ASSIGNMENT:
Find every line below with the string "chain" and pick it out.

Items from a dataset:
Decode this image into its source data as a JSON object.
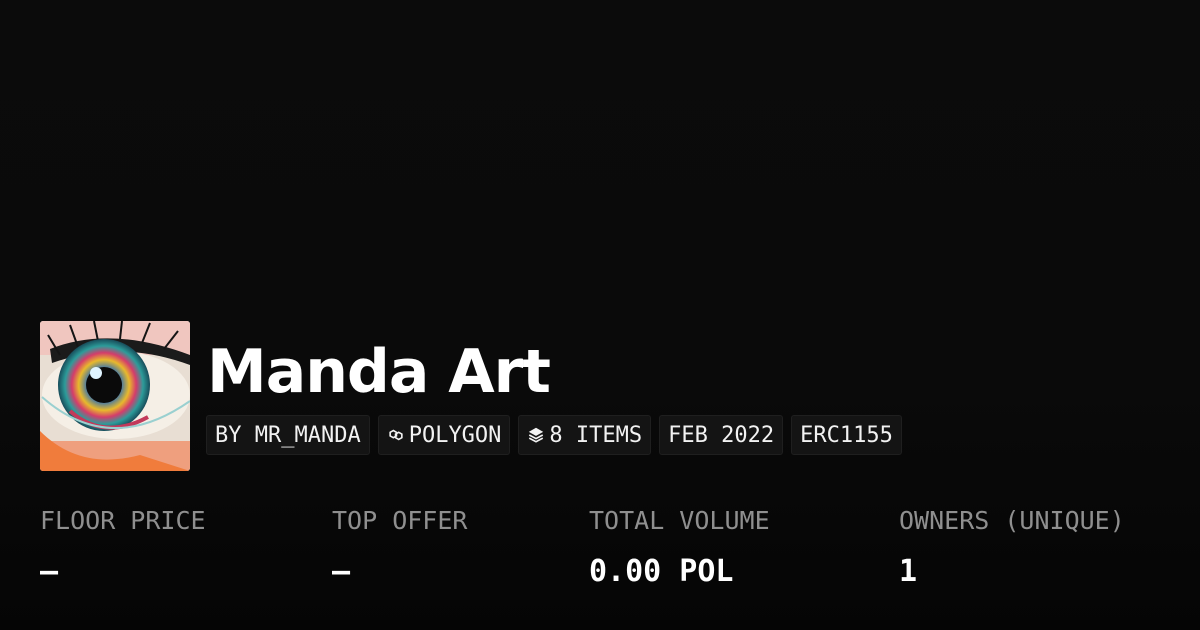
{
  "collection": {
    "title": "Manda Art",
    "creator": "BY MR_MANDA",
    "chain": "POLYGON",
    "items": "8 ITEMS",
    "date": "FEB 2022",
    "standard": "ERC1155",
    "avatar_icon": "eye-painting-image",
    "chain_icon": "polygon-chain-icon",
    "items_icon": "layers-icon"
  },
  "stats": [
    {
      "label": "FLOOR PRICE",
      "value": "–"
    },
    {
      "label": "TOP OFFER",
      "value": "–"
    },
    {
      "label": "TOTAL VOLUME",
      "value": "0.00 POL"
    },
    {
      "label": "OWNERS (UNIQUE)",
      "value": "1"
    }
  ],
  "colors": {
    "background": "#0b0b0b",
    "badge_background": "#141414",
    "label_gray": "#8f8f8f",
    "text_white": "#ffffff"
  }
}
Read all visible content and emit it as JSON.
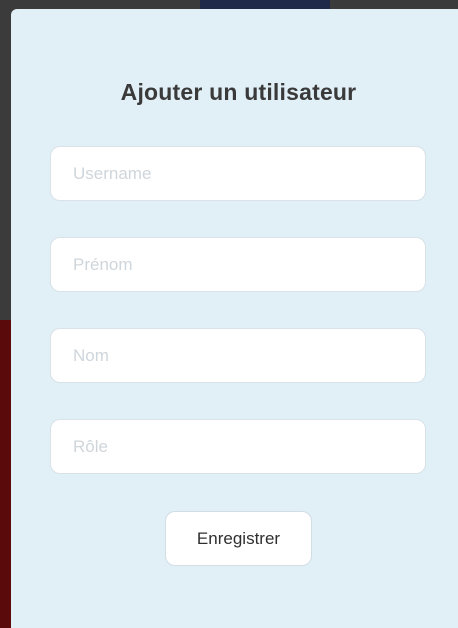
{
  "modal": {
    "title": "Ajouter un utilisateur",
    "fields": [
      {
        "placeholder": "Username",
        "value": ""
      },
      {
        "placeholder": "Prénom",
        "value": ""
      },
      {
        "placeholder": "Nom",
        "value": ""
      },
      {
        "placeholder": "Rôle",
        "value": ""
      }
    ],
    "save_label": "Enregistrer"
  },
  "colors": {
    "modal_background": "#e1eff6",
    "input_background": "#ffffff",
    "title_text": "#3a3a3a",
    "placeholder_text": "#cfd6db"
  }
}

OUTPUT BELOW:
    "chain": "POLYGON",
    "chain_icon": "polygon-chain-icon",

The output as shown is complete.